This sounds so simple, though we know that it is, in many ways, not simple at all. How do we actually go about forgiving? What if we are still angry? Can you forgive someone and not forget? What about justice? While God clearly wishes to extend the most gracious mercy possible, he also seeks for us to do justice as well. Does forgiving someone mean that there are no longer consequences for the actions others take against me? Against us?
Of all days of the year, today is most difficult to speak of forgiveness. And yet, of all days of the year, it is today that we must speak of forgiveness. Even though it is hard. But it is not only today that we confront times we need to forgive. It is not only great national tragedies and global troubles that cause us to face people whom we must forgive, but we meet such times in our every day lives as well.
I wish that I could have good answers about what we should do, how we should forgive, how it is possible. I do not know the answer to all those questions. But what I do know, what we can all know, is that God is gracious and merciful, slow to anger and abounding in steadfast love. The king in the story did not react so angrily with the forgiven slave because the man said, ‘I do not know how to forgive this debt’ or because he said, ‘I do not know what to do’ or ‘I am angry and hurt and do not want to forgive.’ The forgiven slave seized the other man by the throat and demanded he pay the debt immediately and forced him to pay the kind of penalty he himself had been spared for a far greater debt. It was not because the forgiven slave sought to struggle with how to forgive but because he voraciously refused to extend mercy.
Years ago, I had a friend who had always had a terrible temper. He had lived a rough life and suffered a great deal of injustice throughout his childhood and young adult years and much of his anger and resentment was completely understandable. Over time, though, he began to be a calmer, gentler person. We talked about it once and he said that he realized that much of his anger grew from his unwillingness to forgive those who had wronged him. He said, ‘Each time I feel overwhelmed with anger I pray ‘Lord Jesus Christ, Son of the Living God, have mercy on me!’ It is an ancient prayer of the church called the Jesus Prayer. Over and over,’ he said, ‘over and over I pray it until my anger subsides. It reminds me that I need mercy from God as much as they need it from me. I need him to teach me how to be merciful and to give me merciful relief from my unforgiving heart.’
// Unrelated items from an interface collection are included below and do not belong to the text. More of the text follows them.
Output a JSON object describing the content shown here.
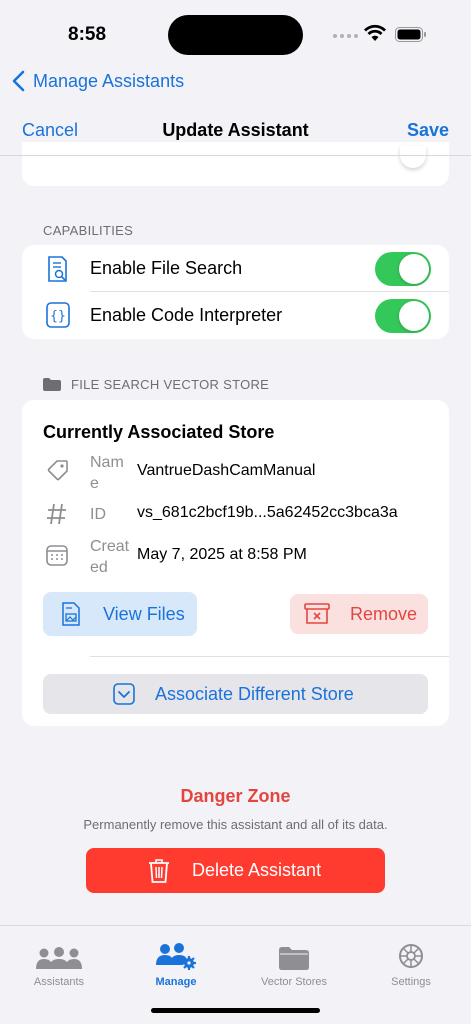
{
  "status": {
    "time": "8:58"
  },
  "nav": {
    "back_label": "Manage Assistants",
    "cancel_label": "Cancel",
    "title": "Update Assistant",
    "save_label": "Save"
  },
  "capabilities": {
    "header": "CAPABILITIES",
    "items": [
      {
        "label": "Enable File Search",
        "icon": "doc-search-icon",
        "enabled": true
      },
      {
        "label": "Enable Code Interpreter",
        "icon": "braces-icon",
        "enabled": true
      }
    ]
  },
  "vector_store": {
    "header": "FILE SEARCH VECTOR STORE",
    "title": "Currently Associated Store",
    "name_key": "Name",
    "name_value": "VantrueDashCamManual",
    "id_key": "ID",
    "id_value": "vs_681c2bcf19b...5a62452cc3bca3a",
    "created_key": "Created",
    "created_value": "May 7, 2025 at 8:58 PM",
    "view_files_label": "View Files",
    "remove_label": "Remove",
    "associate_label": "Associate Different Store"
  },
  "danger_zone": {
    "title": "Danger Zone",
    "description": "Permanently remove this assistant and all of its data.",
    "delete_label": "Delete Assistant"
  },
  "tabs": [
    {
      "label": "Assistants",
      "icon": "people-icon",
      "active": false
    },
    {
      "label": "Manage",
      "icon": "people-gear-icon",
      "active": true
    },
    {
      "label": "Vector Stores",
      "icon": "folder-icon",
      "active": false
    },
    {
      "label": "Settings",
      "icon": "gear-icon",
      "active": false
    }
  ],
  "colors": {
    "accent": "#1a73d9",
    "danger": "#ff3b30",
    "toggle_on": "#34c759",
    "background": "#f2f2f7"
  }
}
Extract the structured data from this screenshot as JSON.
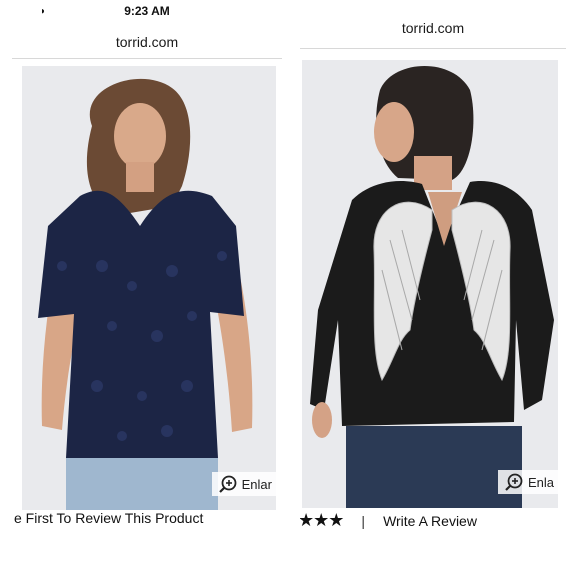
{
  "left": {
    "status_time": "9:23 AM",
    "url": "torrid.com",
    "enlarge_label": "Enlar",
    "review_text": "e First To Review This Product"
  },
  "right": {
    "url": "torrid.com",
    "enlarge_label": "Enla",
    "rating_stars": "★★★",
    "separator": "|",
    "write_review_label": "Write A Review"
  },
  "colors": {
    "navy_top": "#1c2545",
    "black_sweater": "#1b1b1b",
    "wings": "#e6e6e6",
    "photo_bg": "#e9eaed"
  }
}
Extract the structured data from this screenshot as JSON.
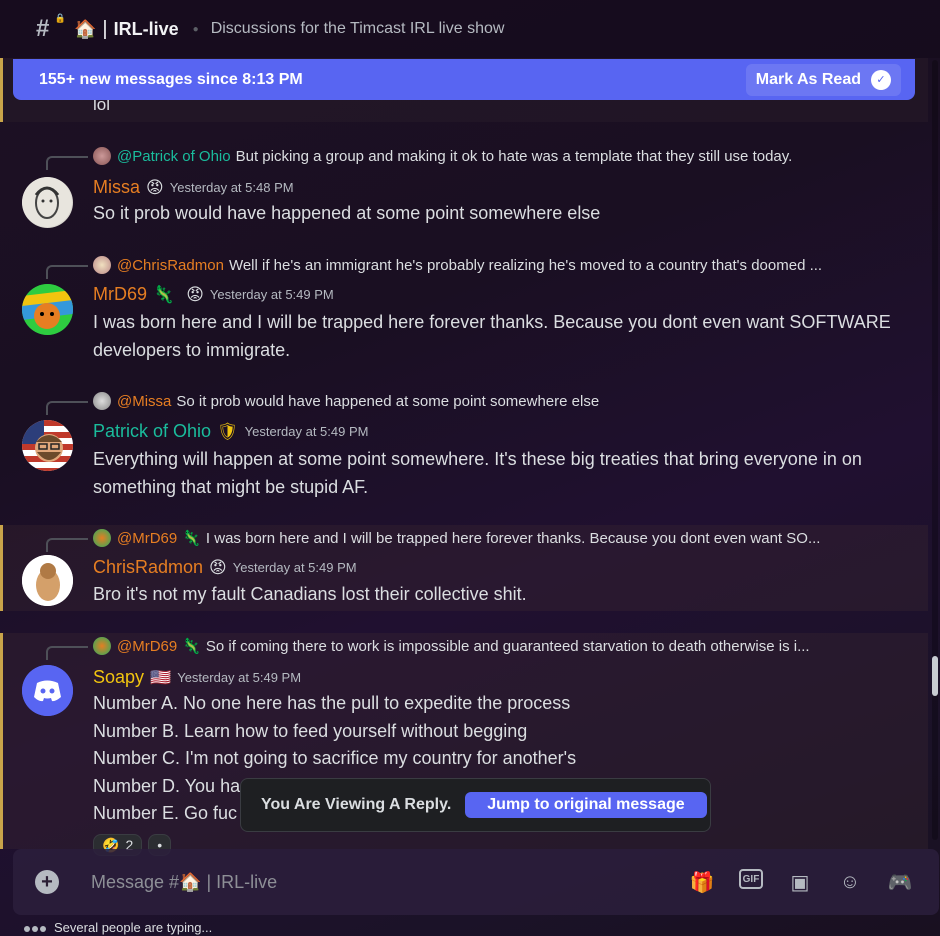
{
  "header": {
    "channel_emoji": "🏠",
    "channel_sep": "|",
    "channel_name": "IRL-live",
    "topic": "Discussions for the Timcast IRL live show"
  },
  "new_messages_bar": {
    "text": "155+ new messages since 8:13 PM",
    "mark_read": "Mark As Read"
  },
  "partial_message": {
    "text": "lol"
  },
  "messages": [
    {
      "reply_mention": "@Patrick of Ohio",
      "reply_text": "But picking a group and making it ok to hate was a template that they still use today.",
      "username": "Missa",
      "username_color": "#e67e22",
      "badge": "😡",
      "timestamp": "Yesterday at 5:48 PM",
      "body": "So it prob would have happened at some point somewhere else"
    },
    {
      "reply_mention": "@ChrisRadmon",
      "reply_text": "Well if he's an immigrant he's probably realizing he's moved to a country that's doomed ...",
      "username": "MrD69",
      "username_color": "#e67e22",
      "badge": "🦎",
      "badge2": "😡",
      "timestamp": "Yesterday at 5:49 PM",
      "body": "I was born here and I will be trapped here forever thanks. Because you dont even want SOFTWARE developers to immigrate."
    },
    {
      "reply_mention": "@Missa",
      "reply_text": "So it prob would have happened at some point somewhere else",
      "username": "Patrick of Ohio",
      "username_color": "#1abc9c",
      "badge": "🛡",
      "timestamp": "Yesterday at 5:49 PM",
      "body": "Everything will happen at some point somewhere. It's these big treaties that bring everyone in on something that might be stupid AF."
    },
    {
      "reply_mention": "@MrD69",
      "reply_badge": "🦎",
      "reply_text": "I was born here and I will be trapped here forever thanks. Because you dont even want SO...",
      "username": "ChrisRadmon",
      "username_color": "#e67e22",
      "badge": "😡",
      "timestamp": "Yesterday at 5:49 PM",
      "body": "Bro it's not my fault Canadians lost their collective shit."
    },
    {
      "reply_mention": "@MrD69",
      "reply_badge": "🦎",
      "reply_text": "So if coming there to work is impossible and guaranteed starvation to death otherwise is i...",
      "username": "Soapy",
      "username_color": "#f1c40f",
      "badge": "🇺🇸",
      "timestamp": "Yesterday at 5:49 PM",
      "lines": [
        "Number A. No one here has the pull to expedite the process",
        "Number B. Learn how to feed yourself without begging",
        "Number C. I'm not going to sacrifice my country for another's",
        "Number D. You ha",
        "Number E. Go fuc"
      ]
    }
  ],
  "reactions": [
    {
      "emoji": "🤣",
      "count": "2"
    },
    {
      "emoji": "•",
      "count": ""
    }
  ],
  "reply_toast": {
    "text": "You Are Viewing A Reply.",
    "button": "Jump to original message"
  },
  "composer": {
    "placeholder": "Message #🏠 | IRL-live"
  },
  "typing": "Several people are typing..."
}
Would not the God who is so merciful as to forgive our immeasurable debt be also so merciful as to help us learn to forgive? God is gracious and merciful to us and I believe that if we go to God when we are angry, hurt, damaged by others, too angry to forgive, treated too unjustly to forgive, to afraid to forgive, and tell God these very things and ask God how to forgive, I believe he will help us find a way. God will help us find how to balance justice and mercy, how to forgive debts as we have been forgiven.
Lord Jesus Christ, Son of the Living God, have mercy on us all!